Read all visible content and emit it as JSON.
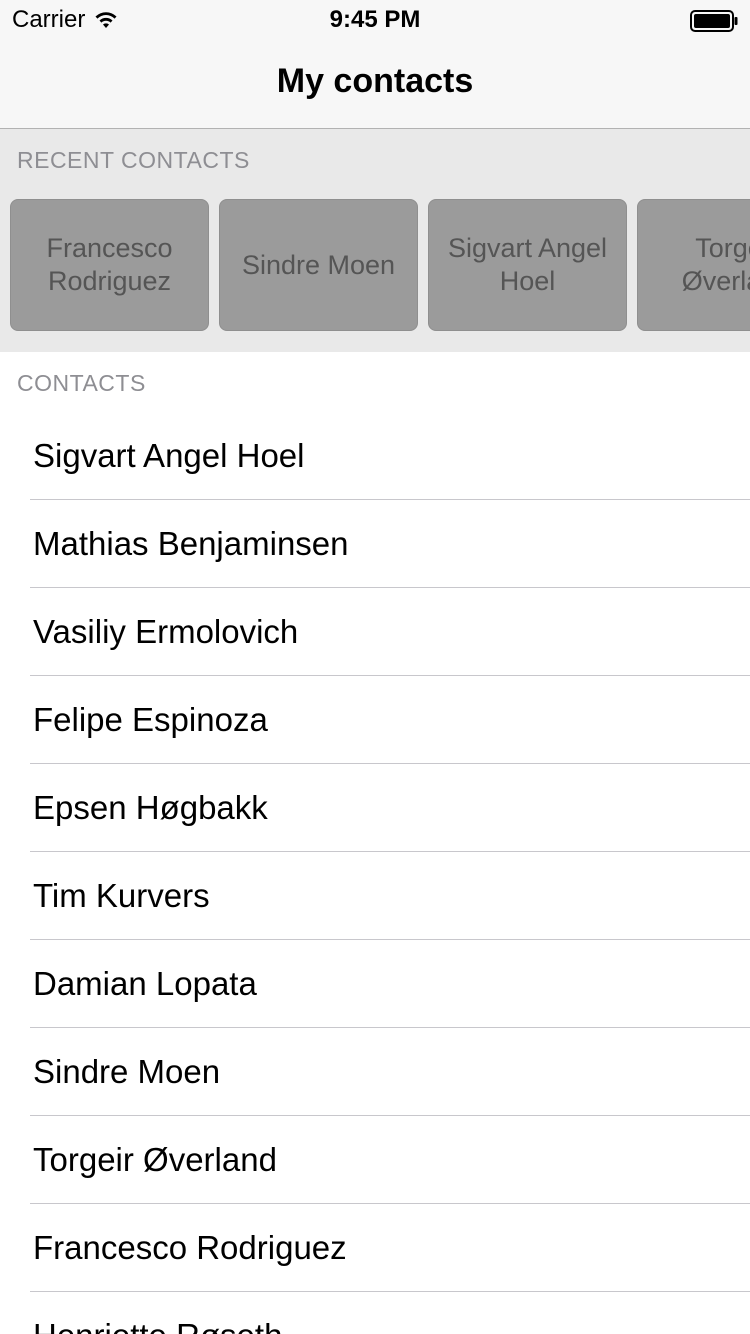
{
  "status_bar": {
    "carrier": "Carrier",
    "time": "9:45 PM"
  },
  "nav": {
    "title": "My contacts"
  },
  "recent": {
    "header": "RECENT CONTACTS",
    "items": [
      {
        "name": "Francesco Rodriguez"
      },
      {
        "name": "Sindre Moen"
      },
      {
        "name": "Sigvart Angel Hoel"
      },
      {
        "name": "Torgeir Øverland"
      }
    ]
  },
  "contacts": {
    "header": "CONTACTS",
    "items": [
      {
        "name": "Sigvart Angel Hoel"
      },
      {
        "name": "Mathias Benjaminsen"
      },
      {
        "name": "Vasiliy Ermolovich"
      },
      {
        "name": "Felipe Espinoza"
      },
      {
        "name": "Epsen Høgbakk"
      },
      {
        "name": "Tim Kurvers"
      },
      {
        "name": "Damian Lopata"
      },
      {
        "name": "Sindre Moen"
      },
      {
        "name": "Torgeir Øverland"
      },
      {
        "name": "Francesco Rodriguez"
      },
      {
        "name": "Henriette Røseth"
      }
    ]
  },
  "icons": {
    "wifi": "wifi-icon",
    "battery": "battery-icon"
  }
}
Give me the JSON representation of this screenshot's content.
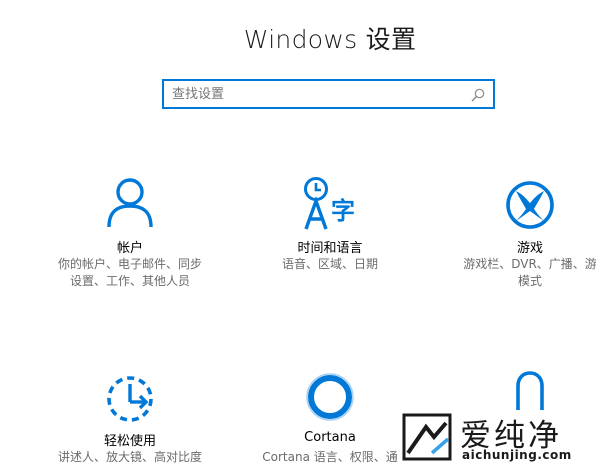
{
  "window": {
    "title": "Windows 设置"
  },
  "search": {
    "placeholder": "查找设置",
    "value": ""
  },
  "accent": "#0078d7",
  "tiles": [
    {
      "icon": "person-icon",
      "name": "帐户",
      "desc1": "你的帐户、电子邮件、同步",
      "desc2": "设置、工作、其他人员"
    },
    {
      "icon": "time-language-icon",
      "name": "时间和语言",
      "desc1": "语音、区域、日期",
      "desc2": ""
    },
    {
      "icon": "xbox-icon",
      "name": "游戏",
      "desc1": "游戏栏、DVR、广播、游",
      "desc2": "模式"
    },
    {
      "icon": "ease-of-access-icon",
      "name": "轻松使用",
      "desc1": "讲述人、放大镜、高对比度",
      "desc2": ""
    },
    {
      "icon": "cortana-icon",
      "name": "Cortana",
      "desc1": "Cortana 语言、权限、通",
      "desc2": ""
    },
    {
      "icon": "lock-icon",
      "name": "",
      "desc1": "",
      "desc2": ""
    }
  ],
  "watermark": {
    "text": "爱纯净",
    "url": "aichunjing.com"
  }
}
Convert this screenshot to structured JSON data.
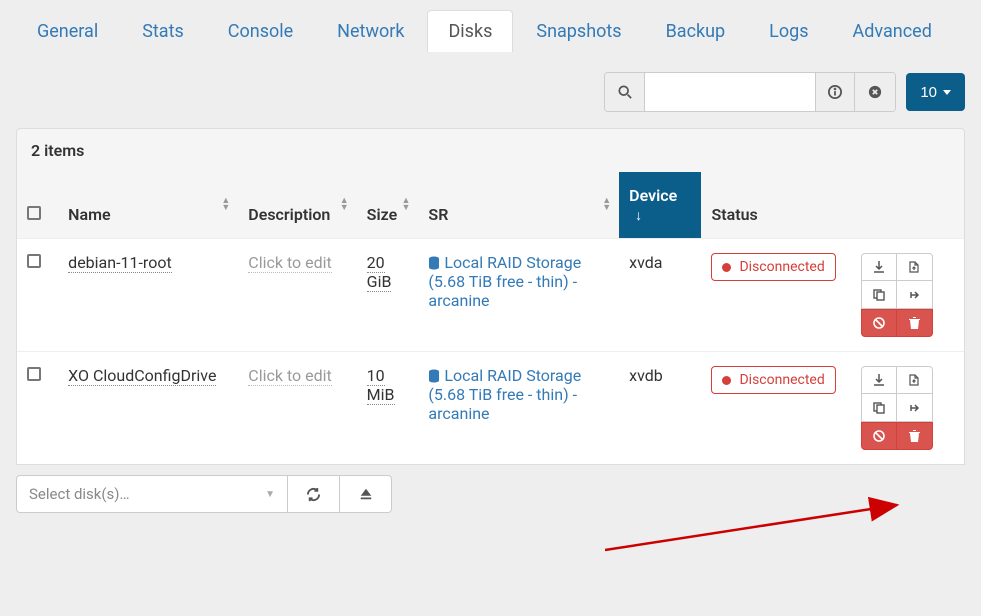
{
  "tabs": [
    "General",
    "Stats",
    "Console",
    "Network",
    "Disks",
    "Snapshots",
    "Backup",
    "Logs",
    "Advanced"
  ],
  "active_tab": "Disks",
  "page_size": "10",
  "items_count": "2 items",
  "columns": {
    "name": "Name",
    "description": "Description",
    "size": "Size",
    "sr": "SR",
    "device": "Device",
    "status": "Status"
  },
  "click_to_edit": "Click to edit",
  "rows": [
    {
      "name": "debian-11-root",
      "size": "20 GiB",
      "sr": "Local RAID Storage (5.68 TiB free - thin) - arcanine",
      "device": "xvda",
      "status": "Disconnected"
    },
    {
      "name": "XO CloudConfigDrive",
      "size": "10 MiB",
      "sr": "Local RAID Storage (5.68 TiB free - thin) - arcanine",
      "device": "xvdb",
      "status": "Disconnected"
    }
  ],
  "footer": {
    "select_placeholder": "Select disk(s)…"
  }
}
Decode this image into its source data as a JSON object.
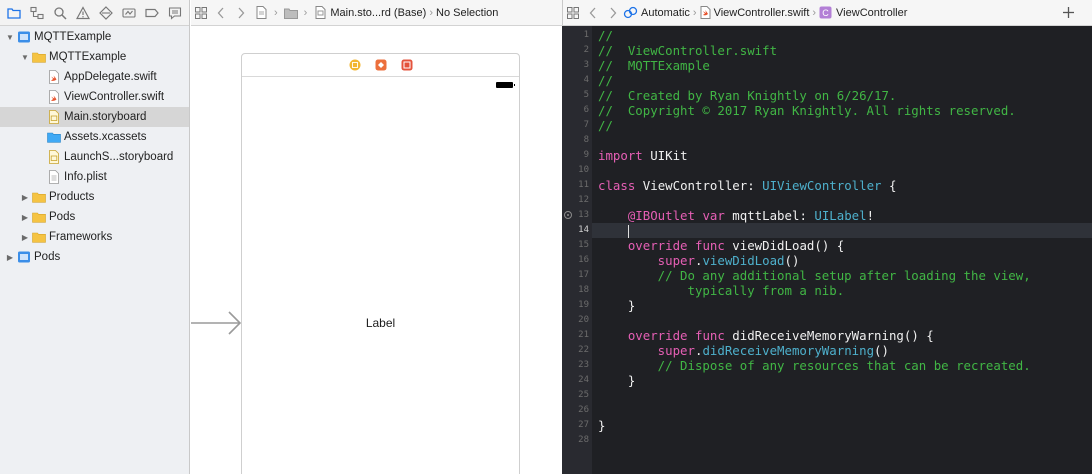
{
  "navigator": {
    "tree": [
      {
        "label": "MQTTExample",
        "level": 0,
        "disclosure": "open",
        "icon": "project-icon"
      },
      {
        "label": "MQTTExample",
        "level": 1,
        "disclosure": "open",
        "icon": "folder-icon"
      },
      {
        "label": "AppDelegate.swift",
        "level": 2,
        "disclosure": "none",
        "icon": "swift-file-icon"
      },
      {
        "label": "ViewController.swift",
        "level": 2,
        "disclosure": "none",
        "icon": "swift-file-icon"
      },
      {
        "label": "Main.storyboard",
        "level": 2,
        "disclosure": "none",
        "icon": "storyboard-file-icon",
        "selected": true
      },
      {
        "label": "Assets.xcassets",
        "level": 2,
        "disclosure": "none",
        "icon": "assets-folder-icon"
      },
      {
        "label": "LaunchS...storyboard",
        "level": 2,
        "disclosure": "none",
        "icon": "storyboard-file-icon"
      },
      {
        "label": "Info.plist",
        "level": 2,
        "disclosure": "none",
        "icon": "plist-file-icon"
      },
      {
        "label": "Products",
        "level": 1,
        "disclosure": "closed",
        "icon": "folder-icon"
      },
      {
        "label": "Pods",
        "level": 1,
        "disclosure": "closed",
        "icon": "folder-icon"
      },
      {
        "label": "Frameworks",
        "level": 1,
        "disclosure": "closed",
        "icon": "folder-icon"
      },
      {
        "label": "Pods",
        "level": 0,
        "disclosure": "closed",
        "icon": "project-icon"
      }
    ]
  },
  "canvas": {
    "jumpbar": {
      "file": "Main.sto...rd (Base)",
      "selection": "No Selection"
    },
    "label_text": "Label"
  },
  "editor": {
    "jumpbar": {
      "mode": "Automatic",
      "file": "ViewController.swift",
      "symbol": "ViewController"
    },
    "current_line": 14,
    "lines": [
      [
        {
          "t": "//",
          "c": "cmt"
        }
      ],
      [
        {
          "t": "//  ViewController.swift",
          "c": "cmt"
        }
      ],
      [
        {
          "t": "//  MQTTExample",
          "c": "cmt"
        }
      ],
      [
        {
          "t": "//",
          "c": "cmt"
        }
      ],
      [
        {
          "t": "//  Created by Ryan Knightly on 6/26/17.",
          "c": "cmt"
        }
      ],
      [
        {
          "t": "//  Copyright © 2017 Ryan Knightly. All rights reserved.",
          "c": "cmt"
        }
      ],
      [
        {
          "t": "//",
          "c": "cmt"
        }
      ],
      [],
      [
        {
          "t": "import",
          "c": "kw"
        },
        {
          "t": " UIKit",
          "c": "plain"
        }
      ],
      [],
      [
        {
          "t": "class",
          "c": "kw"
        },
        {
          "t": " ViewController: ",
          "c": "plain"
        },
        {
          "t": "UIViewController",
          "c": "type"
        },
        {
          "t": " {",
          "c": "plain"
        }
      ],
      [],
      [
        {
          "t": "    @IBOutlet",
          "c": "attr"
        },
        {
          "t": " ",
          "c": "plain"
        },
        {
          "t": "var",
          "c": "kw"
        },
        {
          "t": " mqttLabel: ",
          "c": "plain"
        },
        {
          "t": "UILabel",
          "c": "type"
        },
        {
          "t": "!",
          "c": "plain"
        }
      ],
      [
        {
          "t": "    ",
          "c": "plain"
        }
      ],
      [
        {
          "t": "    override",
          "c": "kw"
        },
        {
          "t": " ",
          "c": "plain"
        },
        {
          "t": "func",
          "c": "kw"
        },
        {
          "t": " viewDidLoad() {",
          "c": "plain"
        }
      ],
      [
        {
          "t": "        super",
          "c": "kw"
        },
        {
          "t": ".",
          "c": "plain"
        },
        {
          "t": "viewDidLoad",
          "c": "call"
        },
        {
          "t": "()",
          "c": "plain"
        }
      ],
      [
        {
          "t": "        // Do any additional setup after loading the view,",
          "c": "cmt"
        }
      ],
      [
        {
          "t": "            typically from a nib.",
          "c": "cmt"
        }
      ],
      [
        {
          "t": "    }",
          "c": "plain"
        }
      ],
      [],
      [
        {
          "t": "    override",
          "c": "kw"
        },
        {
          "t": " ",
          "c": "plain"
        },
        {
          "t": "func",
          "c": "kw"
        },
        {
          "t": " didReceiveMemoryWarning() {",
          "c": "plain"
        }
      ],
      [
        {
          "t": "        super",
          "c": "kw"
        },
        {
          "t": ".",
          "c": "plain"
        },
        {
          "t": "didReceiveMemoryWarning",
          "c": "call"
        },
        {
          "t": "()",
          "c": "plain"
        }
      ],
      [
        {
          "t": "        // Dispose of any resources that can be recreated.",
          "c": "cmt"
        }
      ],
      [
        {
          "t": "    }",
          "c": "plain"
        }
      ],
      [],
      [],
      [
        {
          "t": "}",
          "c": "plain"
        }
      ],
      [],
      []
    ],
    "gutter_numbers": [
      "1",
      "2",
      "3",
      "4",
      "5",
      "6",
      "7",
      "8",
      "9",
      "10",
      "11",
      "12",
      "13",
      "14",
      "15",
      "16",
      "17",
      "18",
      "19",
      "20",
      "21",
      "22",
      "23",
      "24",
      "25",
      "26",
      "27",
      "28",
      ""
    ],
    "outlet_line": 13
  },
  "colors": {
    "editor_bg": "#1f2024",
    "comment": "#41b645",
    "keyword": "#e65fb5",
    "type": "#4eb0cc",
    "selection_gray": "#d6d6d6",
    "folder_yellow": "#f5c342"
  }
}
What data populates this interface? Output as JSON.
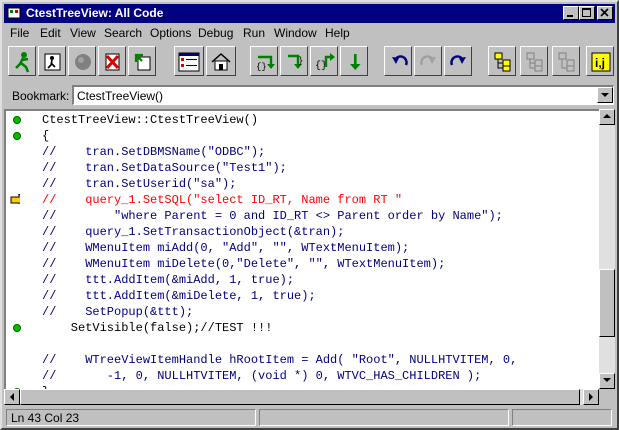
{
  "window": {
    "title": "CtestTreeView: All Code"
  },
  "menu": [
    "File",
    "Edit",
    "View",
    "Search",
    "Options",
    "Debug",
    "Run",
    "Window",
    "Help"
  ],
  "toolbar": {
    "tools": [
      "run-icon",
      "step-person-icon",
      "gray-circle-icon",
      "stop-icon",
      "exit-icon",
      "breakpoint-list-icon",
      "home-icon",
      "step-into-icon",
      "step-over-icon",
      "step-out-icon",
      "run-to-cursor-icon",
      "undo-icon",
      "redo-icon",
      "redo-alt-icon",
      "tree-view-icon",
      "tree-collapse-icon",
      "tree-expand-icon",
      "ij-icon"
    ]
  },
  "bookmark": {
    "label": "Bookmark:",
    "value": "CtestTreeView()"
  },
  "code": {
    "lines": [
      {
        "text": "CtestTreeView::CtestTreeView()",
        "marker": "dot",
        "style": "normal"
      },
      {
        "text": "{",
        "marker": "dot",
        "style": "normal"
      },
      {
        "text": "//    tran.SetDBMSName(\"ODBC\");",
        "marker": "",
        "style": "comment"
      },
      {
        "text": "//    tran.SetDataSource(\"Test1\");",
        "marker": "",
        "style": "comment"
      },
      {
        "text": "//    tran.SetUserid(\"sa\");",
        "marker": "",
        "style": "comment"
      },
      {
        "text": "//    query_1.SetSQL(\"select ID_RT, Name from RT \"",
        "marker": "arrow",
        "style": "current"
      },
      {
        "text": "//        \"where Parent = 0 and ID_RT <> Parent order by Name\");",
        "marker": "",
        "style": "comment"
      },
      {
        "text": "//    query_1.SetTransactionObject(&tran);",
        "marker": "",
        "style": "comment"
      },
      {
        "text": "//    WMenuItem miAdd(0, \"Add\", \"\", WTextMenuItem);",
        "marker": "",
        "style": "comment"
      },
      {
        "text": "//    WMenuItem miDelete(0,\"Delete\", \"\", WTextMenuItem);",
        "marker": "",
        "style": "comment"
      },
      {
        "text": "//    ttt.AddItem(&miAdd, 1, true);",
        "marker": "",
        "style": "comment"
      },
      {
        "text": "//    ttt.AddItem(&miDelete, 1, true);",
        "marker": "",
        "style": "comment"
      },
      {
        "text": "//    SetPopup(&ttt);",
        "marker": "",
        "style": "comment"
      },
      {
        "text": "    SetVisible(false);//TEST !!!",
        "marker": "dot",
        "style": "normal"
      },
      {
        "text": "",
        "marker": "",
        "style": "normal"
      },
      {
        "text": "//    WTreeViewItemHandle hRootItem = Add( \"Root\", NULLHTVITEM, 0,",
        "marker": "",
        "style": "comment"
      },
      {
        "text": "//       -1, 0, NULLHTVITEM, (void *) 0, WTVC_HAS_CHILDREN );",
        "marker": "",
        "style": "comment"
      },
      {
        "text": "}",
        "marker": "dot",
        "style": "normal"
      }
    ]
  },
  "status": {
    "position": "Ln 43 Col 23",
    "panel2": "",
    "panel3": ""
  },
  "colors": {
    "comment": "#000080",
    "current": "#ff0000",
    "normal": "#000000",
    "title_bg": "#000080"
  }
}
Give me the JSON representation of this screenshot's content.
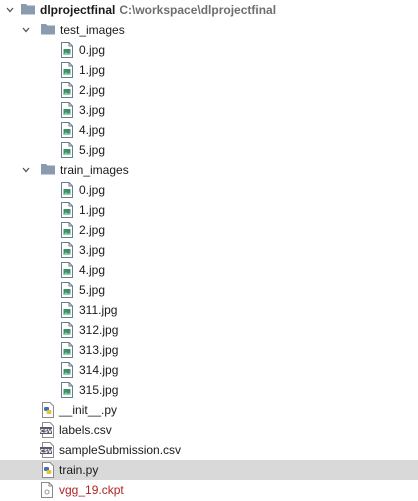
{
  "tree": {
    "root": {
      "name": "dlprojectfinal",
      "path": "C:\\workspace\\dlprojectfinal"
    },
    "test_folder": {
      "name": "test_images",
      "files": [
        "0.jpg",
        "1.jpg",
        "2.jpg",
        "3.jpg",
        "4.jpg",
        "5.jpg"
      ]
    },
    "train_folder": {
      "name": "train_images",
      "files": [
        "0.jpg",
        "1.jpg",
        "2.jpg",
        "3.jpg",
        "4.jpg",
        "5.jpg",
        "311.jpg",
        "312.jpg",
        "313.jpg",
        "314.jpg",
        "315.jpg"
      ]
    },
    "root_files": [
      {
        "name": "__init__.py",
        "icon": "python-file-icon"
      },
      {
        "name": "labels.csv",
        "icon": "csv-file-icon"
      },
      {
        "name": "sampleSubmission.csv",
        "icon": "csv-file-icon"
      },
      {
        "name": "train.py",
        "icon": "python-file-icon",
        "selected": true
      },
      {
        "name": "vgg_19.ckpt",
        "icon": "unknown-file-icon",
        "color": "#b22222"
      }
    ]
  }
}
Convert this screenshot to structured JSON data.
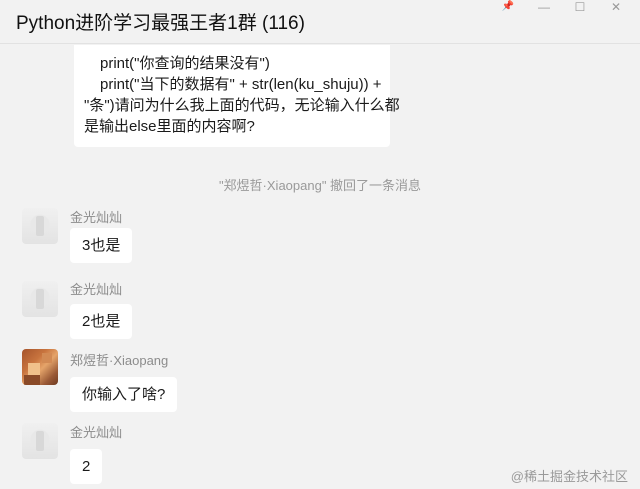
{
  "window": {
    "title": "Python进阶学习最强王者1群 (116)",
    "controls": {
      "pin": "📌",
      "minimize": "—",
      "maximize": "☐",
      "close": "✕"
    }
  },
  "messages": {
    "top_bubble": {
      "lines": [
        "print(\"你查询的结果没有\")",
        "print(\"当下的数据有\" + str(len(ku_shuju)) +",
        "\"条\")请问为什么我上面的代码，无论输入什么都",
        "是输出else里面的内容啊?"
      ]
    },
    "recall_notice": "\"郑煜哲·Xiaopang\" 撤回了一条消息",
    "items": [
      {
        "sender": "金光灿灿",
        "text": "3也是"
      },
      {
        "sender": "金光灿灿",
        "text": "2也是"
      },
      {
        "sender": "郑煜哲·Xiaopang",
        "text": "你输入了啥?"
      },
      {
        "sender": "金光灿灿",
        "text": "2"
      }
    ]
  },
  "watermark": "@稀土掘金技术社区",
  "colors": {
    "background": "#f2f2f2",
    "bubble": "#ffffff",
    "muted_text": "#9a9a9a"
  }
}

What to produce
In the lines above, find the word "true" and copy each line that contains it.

Result
        "selected": true
        "text": "//    ttt.AddItem(&miAdd, 1, true);",
        "text": "//    ttt.AddItem(&miDelete, 1, true);",
        "selected": true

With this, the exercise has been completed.